TC, I wonder if you’d be able and willing to provide a larger version of that image — I’d love to have it as the desktop background on my monitor.
In 1937, when it was known as the Filmarte, this theatre also hosted the first Japanese picture ever to screen in America, Mikio Naruse’s WIFE! BE LIKE A ROSE (though it was shown under the alternate title of KIMIKO).
I drove down from OKC to see KING KONG at this theatre in December 2005 and found it underwhelming. The only thing that felt particularly vintage about it was the neon sign out front.
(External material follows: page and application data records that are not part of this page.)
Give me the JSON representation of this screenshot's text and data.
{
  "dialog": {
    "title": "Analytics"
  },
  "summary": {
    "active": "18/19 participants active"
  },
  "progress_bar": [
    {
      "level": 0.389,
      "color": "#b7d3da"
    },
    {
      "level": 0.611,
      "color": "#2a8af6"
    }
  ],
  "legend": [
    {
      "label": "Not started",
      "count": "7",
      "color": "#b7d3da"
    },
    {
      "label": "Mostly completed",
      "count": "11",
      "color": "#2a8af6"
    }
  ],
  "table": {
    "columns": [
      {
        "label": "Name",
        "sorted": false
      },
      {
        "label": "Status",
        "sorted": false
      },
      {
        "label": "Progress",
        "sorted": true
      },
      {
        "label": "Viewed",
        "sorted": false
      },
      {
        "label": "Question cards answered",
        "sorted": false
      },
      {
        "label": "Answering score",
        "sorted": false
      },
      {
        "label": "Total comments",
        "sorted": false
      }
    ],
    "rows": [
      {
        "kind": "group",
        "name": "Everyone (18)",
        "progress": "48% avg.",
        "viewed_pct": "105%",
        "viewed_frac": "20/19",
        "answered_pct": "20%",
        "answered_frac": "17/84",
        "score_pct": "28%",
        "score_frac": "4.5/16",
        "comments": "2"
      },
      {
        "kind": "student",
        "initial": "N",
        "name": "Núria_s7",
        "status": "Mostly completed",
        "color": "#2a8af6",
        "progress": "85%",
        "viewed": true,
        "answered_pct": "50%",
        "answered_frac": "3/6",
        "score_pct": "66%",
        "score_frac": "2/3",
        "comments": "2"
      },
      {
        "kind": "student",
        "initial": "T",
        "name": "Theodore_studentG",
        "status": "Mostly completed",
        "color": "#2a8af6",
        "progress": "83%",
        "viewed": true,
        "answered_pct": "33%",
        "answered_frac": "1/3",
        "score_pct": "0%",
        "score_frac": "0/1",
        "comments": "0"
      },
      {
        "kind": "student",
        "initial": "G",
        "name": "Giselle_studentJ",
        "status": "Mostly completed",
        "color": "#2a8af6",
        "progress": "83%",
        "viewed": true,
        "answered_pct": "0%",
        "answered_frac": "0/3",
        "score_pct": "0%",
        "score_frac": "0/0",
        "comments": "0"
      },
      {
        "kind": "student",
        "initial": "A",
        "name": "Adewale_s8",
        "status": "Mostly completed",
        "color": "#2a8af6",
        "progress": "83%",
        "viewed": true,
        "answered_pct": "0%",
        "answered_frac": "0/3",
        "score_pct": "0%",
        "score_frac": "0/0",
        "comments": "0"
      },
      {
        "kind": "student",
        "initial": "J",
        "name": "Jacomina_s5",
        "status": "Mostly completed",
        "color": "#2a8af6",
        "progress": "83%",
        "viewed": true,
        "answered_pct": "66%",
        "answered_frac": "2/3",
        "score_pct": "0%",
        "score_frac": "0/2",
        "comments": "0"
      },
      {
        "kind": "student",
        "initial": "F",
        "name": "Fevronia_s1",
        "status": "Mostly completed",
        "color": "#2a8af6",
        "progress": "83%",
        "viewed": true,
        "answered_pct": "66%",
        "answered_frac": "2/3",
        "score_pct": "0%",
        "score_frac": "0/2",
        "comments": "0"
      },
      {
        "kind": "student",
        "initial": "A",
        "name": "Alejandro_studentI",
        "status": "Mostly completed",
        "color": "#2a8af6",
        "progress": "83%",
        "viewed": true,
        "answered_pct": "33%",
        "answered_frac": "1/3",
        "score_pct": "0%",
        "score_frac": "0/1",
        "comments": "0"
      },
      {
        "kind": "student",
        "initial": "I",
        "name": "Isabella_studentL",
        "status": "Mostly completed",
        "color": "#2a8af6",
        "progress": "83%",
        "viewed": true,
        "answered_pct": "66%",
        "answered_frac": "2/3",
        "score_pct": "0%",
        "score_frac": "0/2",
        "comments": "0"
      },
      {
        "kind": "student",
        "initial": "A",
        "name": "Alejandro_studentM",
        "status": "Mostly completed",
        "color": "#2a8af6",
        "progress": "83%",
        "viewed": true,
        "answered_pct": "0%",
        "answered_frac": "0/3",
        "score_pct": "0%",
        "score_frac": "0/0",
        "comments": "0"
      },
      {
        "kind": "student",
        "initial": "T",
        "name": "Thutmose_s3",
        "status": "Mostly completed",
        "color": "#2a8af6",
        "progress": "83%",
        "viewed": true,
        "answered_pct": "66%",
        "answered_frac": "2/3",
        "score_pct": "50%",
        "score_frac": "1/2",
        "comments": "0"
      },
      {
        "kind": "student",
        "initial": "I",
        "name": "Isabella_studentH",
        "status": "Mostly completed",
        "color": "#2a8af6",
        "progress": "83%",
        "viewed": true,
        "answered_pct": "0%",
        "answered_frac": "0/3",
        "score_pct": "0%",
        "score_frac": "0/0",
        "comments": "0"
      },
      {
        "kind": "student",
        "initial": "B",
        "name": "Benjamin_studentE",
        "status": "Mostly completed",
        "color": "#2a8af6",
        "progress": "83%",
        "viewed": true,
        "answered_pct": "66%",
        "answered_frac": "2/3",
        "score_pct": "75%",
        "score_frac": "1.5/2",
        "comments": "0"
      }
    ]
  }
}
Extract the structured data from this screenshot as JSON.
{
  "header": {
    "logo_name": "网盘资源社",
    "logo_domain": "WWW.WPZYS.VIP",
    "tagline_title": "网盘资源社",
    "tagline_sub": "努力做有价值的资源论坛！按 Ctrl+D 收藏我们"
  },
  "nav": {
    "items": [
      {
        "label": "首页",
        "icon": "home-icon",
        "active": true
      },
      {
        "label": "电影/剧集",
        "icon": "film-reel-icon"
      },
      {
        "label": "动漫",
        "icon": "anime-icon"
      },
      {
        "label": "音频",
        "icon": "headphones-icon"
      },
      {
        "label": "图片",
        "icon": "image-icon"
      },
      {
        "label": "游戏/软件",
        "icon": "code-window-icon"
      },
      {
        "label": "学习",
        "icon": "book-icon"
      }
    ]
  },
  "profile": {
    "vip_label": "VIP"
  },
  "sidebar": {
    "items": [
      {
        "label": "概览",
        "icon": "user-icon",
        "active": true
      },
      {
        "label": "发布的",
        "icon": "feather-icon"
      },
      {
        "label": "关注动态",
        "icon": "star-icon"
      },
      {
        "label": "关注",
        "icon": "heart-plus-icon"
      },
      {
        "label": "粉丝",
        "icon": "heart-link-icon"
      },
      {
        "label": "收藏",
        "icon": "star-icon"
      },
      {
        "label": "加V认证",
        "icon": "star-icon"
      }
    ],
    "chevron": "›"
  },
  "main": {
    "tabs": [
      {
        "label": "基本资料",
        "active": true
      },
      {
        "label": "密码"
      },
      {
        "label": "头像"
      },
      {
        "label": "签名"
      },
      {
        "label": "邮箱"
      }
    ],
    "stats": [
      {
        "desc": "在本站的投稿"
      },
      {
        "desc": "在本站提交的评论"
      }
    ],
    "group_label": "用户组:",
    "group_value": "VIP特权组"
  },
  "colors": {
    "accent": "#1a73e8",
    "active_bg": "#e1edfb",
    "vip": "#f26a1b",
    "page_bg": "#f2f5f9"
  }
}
The older auditorium inside looks virtually the same as the two newer theatres that were added some years ago. There’s very little sense of a vintage cinema here. It definitely was not worth the lengthy drive from Oklahoma City.
Don’t get me wrong, it’s perfectly serviceable as a functioning theatre, but there’s little feeling of the old days here, the neon sign aside.
For a real vintage moviegoing experience, I recommend the Poncan in Ponca City. Now THERE’S a movie palace.
Thanks for the info.
What kind of shape is the theatre in — is it worth going out of one’s way to visit? I wouldn’t mind seeing an Indian picture if the theatre’s worth the trip.
The late, “great” moviemaker Ed Wood Jr. (of PLAN NINE FROM OUTER SPACE fame) grew up in Poughkeepsie and, as a teen, worked as an usher at the Bardavon.